### Aim of the exercise
Restate the listing below word for word. No picture belongs in the result.

### Materials provided
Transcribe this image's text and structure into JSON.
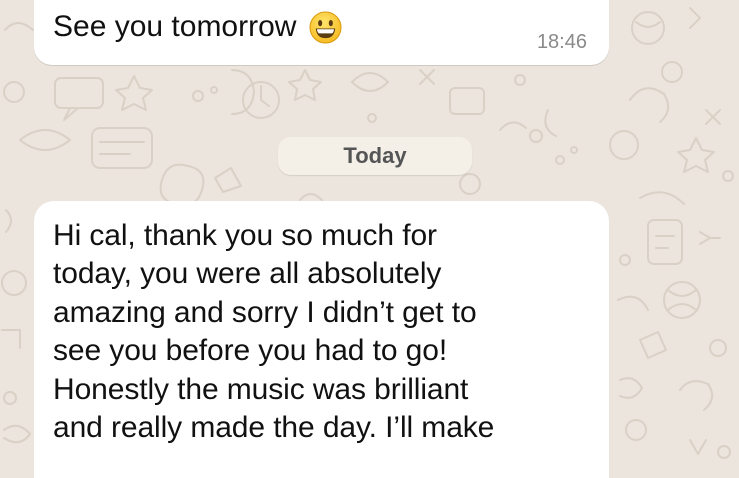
{
  "chat": {
    "previous_message": {
      "text": "See you tomorrow",
      "emoji": "grinning-face-emoji",
      "time": "18:46"
    },
    "date_divider": "Today",
    "incoming_message": {
      "lines": [
        "Hi cal, thank you so much for",
        "today, you were all absolutely",
        "amazing and sorry I didn’t get to",
        "see you before you had to go!",
        "Honestly the music was brilliant",
        "and really made the day. I’ll make"
      ]
    }
  },
  "colors": {
    "wallpaper": "#ece5dd",
    "bubble": "#ffffff",
    "date_pill": "#f4f0e8",
    "timestamp": "#8a8a8a"
  }
}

### Your solution
Transcribe this image's text and structure into JSON.
{
  "chat": {
    "previous_message": {
      "text": "See you tomorrow",
      "emoji": "grinning-face-emoji",
      "time": "18:46"
    },
    "date_divider": "Today",
    "incoming_message": {
      "lines": [
        "Hi cal, thank you so much for",
        "today, you were all absolutely",
        "amazing and sorry I didn’t get to",
        "see you before you had to go!",
        "Honestly the music was brilliant",
        "and really made the day. I’ll make"
      ]
    }
  },
  "colors": {
    "wallpaper": "#ece5dd",
    "bubble": "#ffffff",
    "date_pill": "#f4f0e8",
    "timestamp": "#8a8a8a"
  }
}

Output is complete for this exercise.